Baroness Brown, Chair of the Adaptation Committee said: “The UK is leading in diagnosis but lagging in policy and action. This cannot be put off further. We cannot deliver Net Zero without serious action on adaptation. We need action now, followed by a National Adaptation Programme that must be more ambitious; more comprehensive; and better focussed on implementation than its predecessors, to improve national resilience to climate change.”
Priority recommendations for 2021 include setting out capacity and usage requirements for Energy from Waste consistent with plans to improve recycling and waste prevention, and issue guidance to align local authority waste contracts and planning policy to these targets; develop (with DIT) the option of applying either border carbon tariffs or minimum standards to imports of selected embedded-emission-intense industrial and agricultural products and fuels; and implement a public engagement programme about national adaptation objectives, acceptable levels of risk, desired resilience standards, how to address inequalities, and responsibilities across society.
Drax Group CEO Will Gardiner said the report is another reminder that if the UK is to meet its ambitious climate targets there is an urgent need to scale up bioenergy with carbon capture and storage (BECCS).
"As the world’s leading generator and supplier of sustainable bioenergy there is no better place to deliver BECCS at scale than at Drax in the UK. We are ready to invest in and deliver this world-leading green technology, which would support clean growth in the north of England, create tens of thousands of jobs and put the UK at the forefront of combatting climate change."
Drax Group is kickstarting the planning process to build a new underground pumped hydro storage power station – more than doubling the electricity generating capacity at its iconic Cruachan facility in Scotland. The 600MW power station will be located inside Ben Cruachan – Argyll’s highest mountain – and increase the site’s total capacity to 1.04GW (click here).

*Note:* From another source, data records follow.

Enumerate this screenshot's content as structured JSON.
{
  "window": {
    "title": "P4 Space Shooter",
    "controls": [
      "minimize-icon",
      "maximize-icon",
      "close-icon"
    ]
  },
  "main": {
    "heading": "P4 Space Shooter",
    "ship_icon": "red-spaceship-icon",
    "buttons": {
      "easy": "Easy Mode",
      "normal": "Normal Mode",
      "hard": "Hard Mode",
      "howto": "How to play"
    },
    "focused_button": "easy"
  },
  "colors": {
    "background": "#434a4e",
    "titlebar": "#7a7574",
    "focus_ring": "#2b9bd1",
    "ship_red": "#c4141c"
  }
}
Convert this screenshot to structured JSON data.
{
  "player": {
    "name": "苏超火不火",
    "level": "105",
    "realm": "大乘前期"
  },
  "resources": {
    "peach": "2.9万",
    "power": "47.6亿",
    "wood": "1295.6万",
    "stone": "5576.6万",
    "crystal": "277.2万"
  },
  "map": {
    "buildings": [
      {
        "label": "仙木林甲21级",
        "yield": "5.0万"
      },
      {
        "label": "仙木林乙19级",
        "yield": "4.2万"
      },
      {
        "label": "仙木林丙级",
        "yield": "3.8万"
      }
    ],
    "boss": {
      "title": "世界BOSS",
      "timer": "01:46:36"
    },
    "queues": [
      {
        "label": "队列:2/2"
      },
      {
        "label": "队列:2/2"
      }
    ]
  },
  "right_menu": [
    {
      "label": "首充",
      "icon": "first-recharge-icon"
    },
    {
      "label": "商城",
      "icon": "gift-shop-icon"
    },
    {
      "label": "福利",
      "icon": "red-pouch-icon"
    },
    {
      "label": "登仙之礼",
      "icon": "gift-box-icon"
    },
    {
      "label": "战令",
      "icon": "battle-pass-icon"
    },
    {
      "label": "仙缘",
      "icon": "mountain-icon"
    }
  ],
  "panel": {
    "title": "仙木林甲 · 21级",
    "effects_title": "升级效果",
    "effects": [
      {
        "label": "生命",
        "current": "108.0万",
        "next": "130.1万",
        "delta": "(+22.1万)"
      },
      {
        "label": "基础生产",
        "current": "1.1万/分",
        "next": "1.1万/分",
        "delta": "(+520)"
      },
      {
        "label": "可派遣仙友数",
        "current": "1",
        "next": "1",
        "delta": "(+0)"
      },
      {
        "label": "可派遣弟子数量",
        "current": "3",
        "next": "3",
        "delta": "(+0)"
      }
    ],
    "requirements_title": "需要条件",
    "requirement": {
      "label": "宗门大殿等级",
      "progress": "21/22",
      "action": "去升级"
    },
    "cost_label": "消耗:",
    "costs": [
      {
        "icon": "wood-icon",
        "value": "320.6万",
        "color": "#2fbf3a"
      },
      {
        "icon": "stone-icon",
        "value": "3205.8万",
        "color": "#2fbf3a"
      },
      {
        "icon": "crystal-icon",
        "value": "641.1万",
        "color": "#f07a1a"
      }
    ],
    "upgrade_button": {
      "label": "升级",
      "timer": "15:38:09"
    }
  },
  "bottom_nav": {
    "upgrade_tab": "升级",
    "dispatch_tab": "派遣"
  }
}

Lockdown measures led to a record decrease in UK emissions in 2020 of 13% from the previous year. The largest falls were in aviation (-60%), shipping (-24%) and surface transport (-18%). While some of this change could persist (e.g. business travellers accounted for 15-25% of UK air passengers before the pandemic), much is already rebounding with HGV and van travel back to pre-pandemic levels, while car use, which at one point was down by two-thirds, only 20% below pre-pandemic levels.